By: Hilda Doolittle
I should have thought
in a dream you would have brought
some lovely, perilous thing,
orchids piled in a great sheath,
as who would say (in a dream),
"I send you this,
who left the blue veins
of your throat unkissed."
Why was it that your hands
(that never took mine),
your hands that I could see
drift over the orchid-heads
your hands, so fragile, sure to lift
so gently, the fragile flower-stuff--
ah, ah, how was it
You never sent (in a dream)
the very form, the very scent,
not heavy, not sensuous,
of orchids, piled in a great sheath,
and folded underneath on a bright scroll,
"Flower sent to flower;
for white hands, the lesser white,
less lovely of flower-leaf,"
"Lover to lover, no kiss,
no touch, but forever and ever this."
This poem has a total of twenty nine lines. Within those twenty nine lines there are only two sentences. Within those two sentences are sixteen end-stopped lines, eleven enjambments, and eleven caesuras. The diction of the poem was straight forward. You could tell exactly how the speaker was feeling, without having to dig to deep into the poem. I think there is a bit of symbolism in the poem; the only colors used were blue and white. Blue represents sorrow in this case, and white could represent purity. The speaker says “‘I send you this, who left the blue veins of your throat unkissed’” (6-8). Your veins connect back to your heart; being that the speaker mentioned that her veins are blue maybe her heart is also blue from sorrow. The only flowers mentioned in the poem were orchards. Orchards can be either blue or white, towards the end the speaker says “‘Flower sent to flower; for white hands, the lesser white…’” (24-25).

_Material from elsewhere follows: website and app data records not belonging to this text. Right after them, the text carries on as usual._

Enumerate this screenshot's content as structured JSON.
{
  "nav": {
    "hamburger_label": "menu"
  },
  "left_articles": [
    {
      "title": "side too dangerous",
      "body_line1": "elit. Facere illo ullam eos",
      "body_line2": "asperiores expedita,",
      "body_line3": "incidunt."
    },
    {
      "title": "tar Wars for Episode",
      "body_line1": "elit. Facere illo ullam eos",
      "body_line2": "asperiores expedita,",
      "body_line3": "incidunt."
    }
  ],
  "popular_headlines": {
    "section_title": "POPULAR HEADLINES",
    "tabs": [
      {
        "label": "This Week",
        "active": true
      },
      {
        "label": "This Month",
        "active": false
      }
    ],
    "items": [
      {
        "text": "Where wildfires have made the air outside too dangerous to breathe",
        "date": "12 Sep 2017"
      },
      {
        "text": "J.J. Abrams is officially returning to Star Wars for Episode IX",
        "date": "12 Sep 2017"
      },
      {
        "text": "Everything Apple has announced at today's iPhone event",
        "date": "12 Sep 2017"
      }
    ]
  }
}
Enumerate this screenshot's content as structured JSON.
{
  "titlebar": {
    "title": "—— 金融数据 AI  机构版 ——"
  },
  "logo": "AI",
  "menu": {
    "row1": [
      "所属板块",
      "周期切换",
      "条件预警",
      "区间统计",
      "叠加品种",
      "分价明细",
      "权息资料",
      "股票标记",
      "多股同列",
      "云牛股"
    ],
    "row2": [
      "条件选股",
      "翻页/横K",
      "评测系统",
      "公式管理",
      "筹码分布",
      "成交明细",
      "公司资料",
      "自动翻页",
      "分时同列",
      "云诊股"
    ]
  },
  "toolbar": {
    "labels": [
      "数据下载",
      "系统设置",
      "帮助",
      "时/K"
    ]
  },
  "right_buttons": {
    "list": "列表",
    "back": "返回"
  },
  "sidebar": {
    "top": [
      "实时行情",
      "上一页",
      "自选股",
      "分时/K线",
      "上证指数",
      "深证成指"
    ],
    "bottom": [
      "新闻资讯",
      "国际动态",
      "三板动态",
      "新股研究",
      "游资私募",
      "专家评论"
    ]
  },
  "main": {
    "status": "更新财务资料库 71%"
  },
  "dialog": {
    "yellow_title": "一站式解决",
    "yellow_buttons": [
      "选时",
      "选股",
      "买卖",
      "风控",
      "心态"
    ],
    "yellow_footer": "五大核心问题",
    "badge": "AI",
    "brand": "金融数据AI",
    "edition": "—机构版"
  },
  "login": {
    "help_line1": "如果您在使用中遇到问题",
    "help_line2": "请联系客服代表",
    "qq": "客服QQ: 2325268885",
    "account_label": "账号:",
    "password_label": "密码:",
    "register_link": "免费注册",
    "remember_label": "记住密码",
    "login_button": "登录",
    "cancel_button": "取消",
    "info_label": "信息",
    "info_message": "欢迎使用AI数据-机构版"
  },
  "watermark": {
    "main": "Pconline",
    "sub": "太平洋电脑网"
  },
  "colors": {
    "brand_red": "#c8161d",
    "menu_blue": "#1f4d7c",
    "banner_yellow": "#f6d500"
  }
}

In the beginning everything was blue, but towards the end they became white, so maybe her fairytale love became more realistic, making it more pure; or white.